─── EXERCISE INPUTS ───

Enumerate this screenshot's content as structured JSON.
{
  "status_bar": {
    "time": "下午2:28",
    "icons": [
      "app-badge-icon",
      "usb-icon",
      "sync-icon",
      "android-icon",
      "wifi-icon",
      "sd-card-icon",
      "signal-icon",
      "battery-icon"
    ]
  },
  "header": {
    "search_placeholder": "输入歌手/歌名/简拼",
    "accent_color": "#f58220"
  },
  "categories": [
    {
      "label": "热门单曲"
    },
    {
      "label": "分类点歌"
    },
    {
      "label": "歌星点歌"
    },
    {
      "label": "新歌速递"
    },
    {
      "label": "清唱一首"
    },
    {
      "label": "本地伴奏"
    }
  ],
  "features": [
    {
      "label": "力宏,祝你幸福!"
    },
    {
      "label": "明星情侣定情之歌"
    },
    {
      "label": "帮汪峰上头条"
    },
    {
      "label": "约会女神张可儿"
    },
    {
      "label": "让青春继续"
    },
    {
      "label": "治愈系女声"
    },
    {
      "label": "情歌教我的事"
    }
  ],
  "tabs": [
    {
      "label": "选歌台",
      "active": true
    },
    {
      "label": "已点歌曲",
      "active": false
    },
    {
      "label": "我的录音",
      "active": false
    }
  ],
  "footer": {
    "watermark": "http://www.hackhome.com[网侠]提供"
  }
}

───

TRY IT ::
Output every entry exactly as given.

ANSWER TO THIS EXERCISE ::
Enumerate this screenshot's content as structured JSON.
{
  "status_bar": {
    "time": "下午2:28",
    "icons": [
      "app-badge-icon",
      "usb-icon",
      "sync-icon",
      "android-icon",
      "wifi-icon",
      "sd-card-icon",
      "signal-icon",
      "battery-icon"
    ]
  },
  "header": {
    "search_placeholder": "输入歌手/歌名/简拼",
    "accent_color": "#f58220"
  },
  "categories": [
    {
      "label": "热门单曲"
    },
    {
      "label": "分类点歌"
    },
    {
      "label": "歌星点歌"
    },
    {
      "label": "新歌速递"
    },
    {
      "label": "清唱一首"
    },
    {
      "label": "本地伴奏"
    }
  ],
  "features": [
    {
      "label": "力宏,祝你幸福!"
    },
    {
      "label": "明星情侣定情之歌"
    },
    {
      "label": "帮汪峰上头条"
    },
    {
      "label": "约会女神张可儿"
    },
    {
      "label": "让青春继续"
    },
    {
      "label": "治愈系女声"
    },
    {
      "label": "情歌教我的事"
    }
  ],
  "tabs": [
    {
      "label": "选歌台",
      "active": true
    },
    {
      "label": "已点歌曲",
      "active": false
    },
    {
      "label": "我的录音",
      "active": false
    }
  ],
  "footer": {
    "watermark": "http://www.hackhome.com[网侠]提供"
  }
}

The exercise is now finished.